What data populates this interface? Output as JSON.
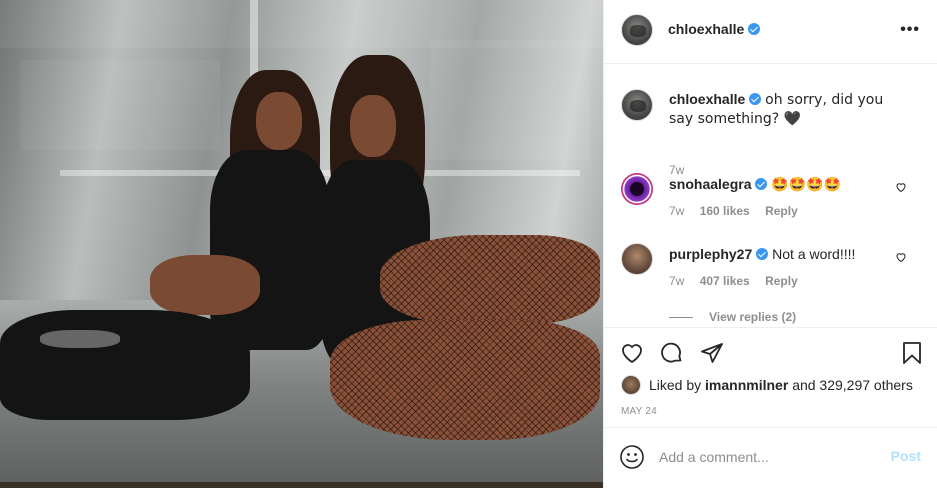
{
  "post": {
    "author": "chloexhalle",
    "caption": "oh sorry, did you say something? 🖤",
    "caption_age": "7w",
    "liked_by_prefix": "Liked by",
    "liked_by_user": "imannmilner",
    "liked_by_suffix": "and 329,297 others",
    "date": "MAY 24"
  },
  "comments": [
    {
      "username": "snohaalegra",
      "text": "🤩🤩🤩🤩",
      "age": "7w",
      "likes": "160 likes",
      "reply": "Reply",
      "avatar_color": "#6a1fa0"
    },
    {
      "username": "purplephy27",
      "text": "Not a word!!!!",
      "age": "7w",
      "likes": "407 likes",
      "reply": "Reply",
      "avatar_color": "#5a4638"
    }
  ],
  "view_replies": "View replies (2)",
  "add_comment": {
    "placeholder": "Add a comment...",
    "post_label": "Post"
  },
  "icons": {
    "more": "more-options-icon",
    "like": "heart-icon",
    "comment": "comment-icon",
    "share": "paper-plane-icon",
    "save": "bookmark-icon",
    "emoji": "emoji-icon",
    "verified": "verified-badge-icon"
  },
  "colors": {
    "verified": "#3897f0",
    "secondary_text": "#8e8e8e",
    "post_button_disabled": "#b2dffc"
  }
}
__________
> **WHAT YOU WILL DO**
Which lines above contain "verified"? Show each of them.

> **YOUR RESPONSE**
    "verified": "verified-badge-icon"
    "verified": "#3897f0",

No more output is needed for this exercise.